January 3, 2016
Few would dispute the benefits of greenspace.
Trees, grass and wildlife are a welcome respite from the asphalt roads and concrete buildings where too many people spend too much of their time.
A trip to the park or a hike in the woods can be therapeutic and calming. They offer a reprieve from the frantic pace of congested highways.
Simply put, we need more greenspace in our lives.
It’s good news, then, that Cobb County is reviving its greenspace preservation campaign.
In 2008, two-thirds of those voting indicated that, yes, they wanted more parks land, and approved a referendum authorizing the county to buy and preserve greenspace by issuing bonds to the tune of $40 million.
A faltering economy, however, disrupted those plans. The bonds were never issued and no additional greenspace was preserved through the program.
But Cobb County is once again filling up and at a rapid pace. Population is on the rise, and housing and jobs are working hard to keep pace. The improving economy certainly takes part of the boon credit, but a huge catalyst for the tsunami of development is the Atlanta Braves’ construction of SunTrust Park. The stadium and accompanying live-work-play community has the Cumberland area of Cobb County building at high speed.
All the more reason why we need to find those isles of greenspace and preserve them now before they, too, are bricked up and paved over.
With the recession now eight years in our past, and revenue woes diminishing, the Cobb Parks Coalition, a grassroots organization made up of local residents, renewed its call for a restart of the greenspace campaign.
Members took to social media.

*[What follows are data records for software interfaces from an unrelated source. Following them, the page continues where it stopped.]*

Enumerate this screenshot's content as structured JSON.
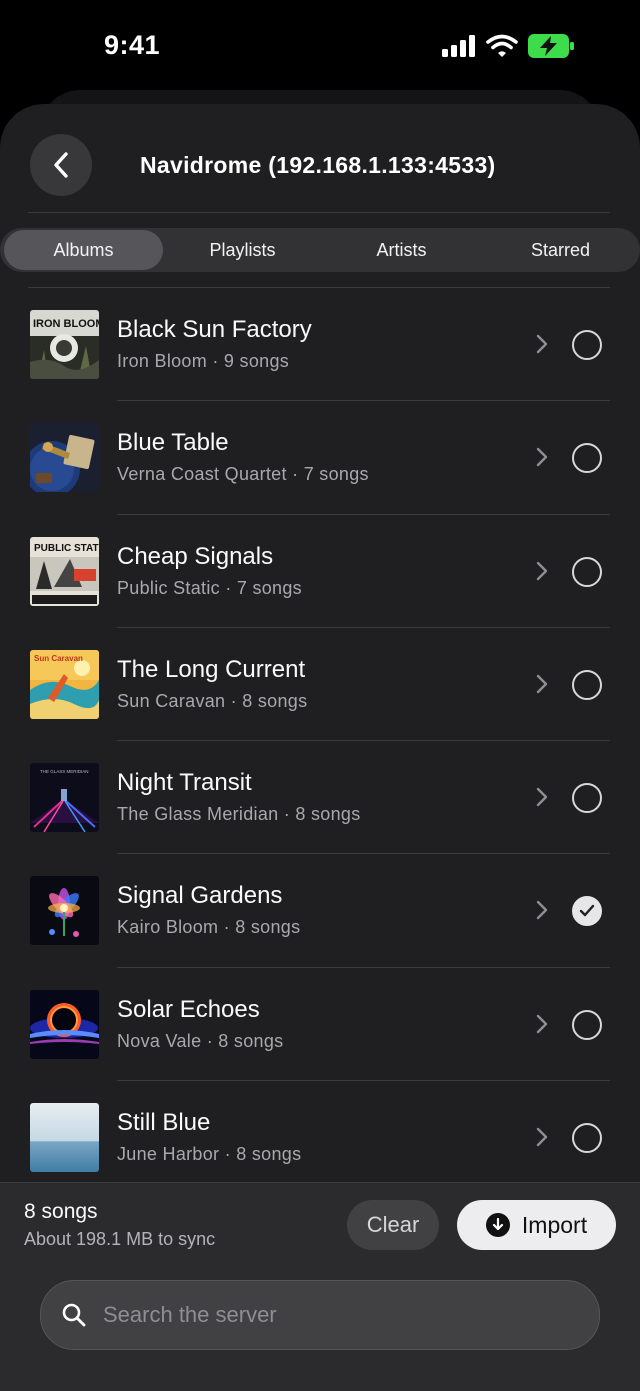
{
  "status_bar": {
    "time": "9:41"
  },
  "header": {
    "title": "Navidrome (192.168.1.133:4533)"
  },
  "tabs": [
    {
      "label": "Albums",
      "active": true
    },
    {
      "label": "Playlists",
      "active": false
    },
    {
      "label": "Artists",
      "active": false
    },
    {
      "label": "Starred",
      "active": false
    }
  ],
  "albums": [
    {
      "title": "Black Sun Factory",
      "meta": "Iron Bloom · 9 songs",
      "selected": false,
      "art_text": "IRON BLOOM"
    },
    {
      "title": "Blue Table",
      "meta": "Verna Coast Quartet · 7 songs",
      "selected": false
    },
    {
      "title": "Cheap Signals",
      "meta": "Public Static · 7 songs",
      "selected": false,
      "art_text": "PUBLIC STATIC"
    },
    {
      "title": "The Long Current",
      "meta": "Sun Caravan · 8 songs",
      "selected": false,
      "art_text": "Sun Caravan"
    },
    {
      "title": "Night Transit",
      "meta": "The Glass Meridian · 8 songs",
      "selected": false,
      "art_text": "THE GLASS MERIDIAN"
    },
    {
      "title": "Signal Gardens",
      "meta": "Kairo Bloom · 8 songs",
      "selected": true
    },
    {
      "title": "Solar Echoes",
      "meta": "Nova Vale · 8 songs",
      "selected": false
    },
    {
      "title": "Still Blue",
      "meta": "June Harbor · 8 songs",
      "selected": false
    }
  ],
  "bottom_bar": {
    "selection_count": "8 songs",
    "selection_size": "About 198.1 MB to sync",
    "clear_label": "Clear",
    "import_label": "Import"
  },
  "search": {
    "placeholder": "Search the server"
  },
  "colors": {
    "background": "#1f1f21",
    "tab_active": "#56565a",
    "import_button": "#ededef",
    "battery": "#3ddc4a"
  }
}
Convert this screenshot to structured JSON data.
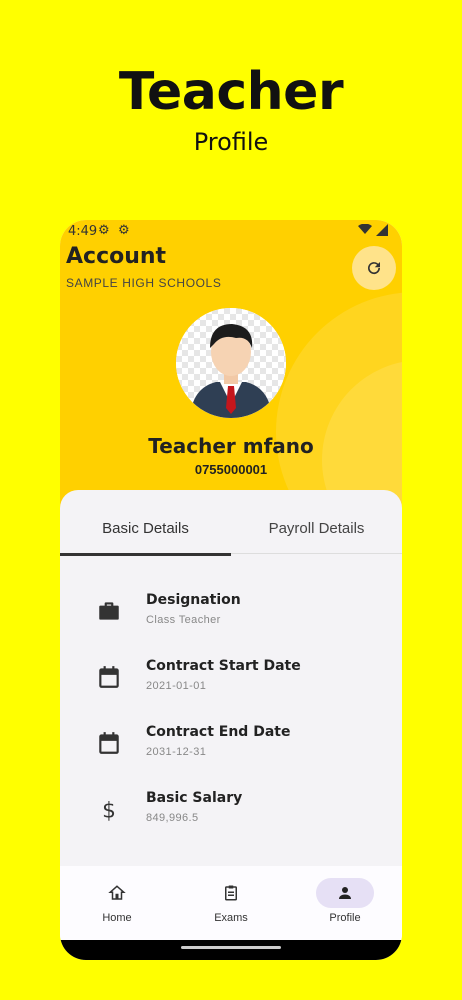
{
  "promo": {
    "title": "Teacher",
    "subtitle": "Profile"
  },
  "status_bar": {
    "time": "4:49"
  },
  "header": {
    "title": "Account",
    "school": "SAMPLE HIGH SCHOOLS",
    "refresh_icon": "refresh-icon",
    "name": "Teacher mfano",
    "phone": "0755000001",
    "accent_color": "#FFD000"
  },
  "tabs": [
    {
      "label": "Basic Details",
      "active": true
    },
    {
      "label": "Payroll Details",
      "active": false
    }
  ],
  "details": [
    {
      "icon": "briefcase-icon",
      "label": "Designation",
      "value": "Class Teacher"
    },
    {
      "icon": "calendar-icon",
      "label": "Contract Start Date",
      "value": "2021-01-01"
    },
    {
      "icon": "calendar-icon",
      "label": "Contract End Date",
      "value": "2031-12-31"
    },
    {
      "icon": "dollar-icon",
      "label": "Basic Salary",
      "value": "849,996.5"
    }
  ],
  "bottom_nav": [
    {
      "icon": "home-icon",
      "label": "Home",
      "active": false
    },
    {
      "icon": "clipboard-icon",
      "label": "Exams",
      "active": false
    },
    {
      "icon": "person-icon",
      "label": "Profile",
      "active": true
    }
  ],
  "colors": {
    "background": "#FFFF00",
    "header": "#FFD000",
    "nav_active": "#e6e0f5"
  }
}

They began showing up at county commission meetings. They wrote letters to the editor that appeared in this newspaper.
In a forceful, but respectful, manner, the group got its message out. Other Cobb County citizens took notice and the push for greenspace gathered steam.
The Parks Coalition understood earlier economic woes and waited — patiently. Now, their message is that the time is right.
Hearing that message, County Chairman Tim Lee took steps last week to put the derailed greenspace campaign back on track. Lee wants to “establish a greenspace committee for the purpose of going out and identifying property that might be available in perpetuity as greenspace and bring those recommendations back for us, the board, to consider whether or not we want to move forward on issuing the voter-approved bonds … whenever the time is appropriate.”
It’s not a guarantee, but it is an essential first step that gets the stalled project moving again.
The committee Lee wants to form has the same task as the advisory group that identified desirable greenspace back at the time of the 2008 referendum. Some of those properties identified by the 2008 panel are no longer available. That’s why the fresh group is needed.
Chairman Lee said the county has looked at recommencing preservation of greenspace in past years, but couldn’t justify it financially.
“Every budget cycle, we looked and said, ‘Can we do it this year?’ and the answer was no,” Lee told the MDJ. But just as the Parks Coalition members feel the time is right, Lee’s actions are evidence the county is ready to pursue the project once again.
Parks and greenspace play a large role in the desirability of a community. Those areas that thrive make sure residents have the opportunity for good parks and recreation.
Commissioners need to understand this and do what is necessary to rejuvenate the public’s will expressed in the 2008 vote. And they need to do it quickly.
Greenspace needs to be among the top priorities for county commissioners and staff in 2016.
Published in the Marietta Daily Journal on January 3, 2016. View the original link here.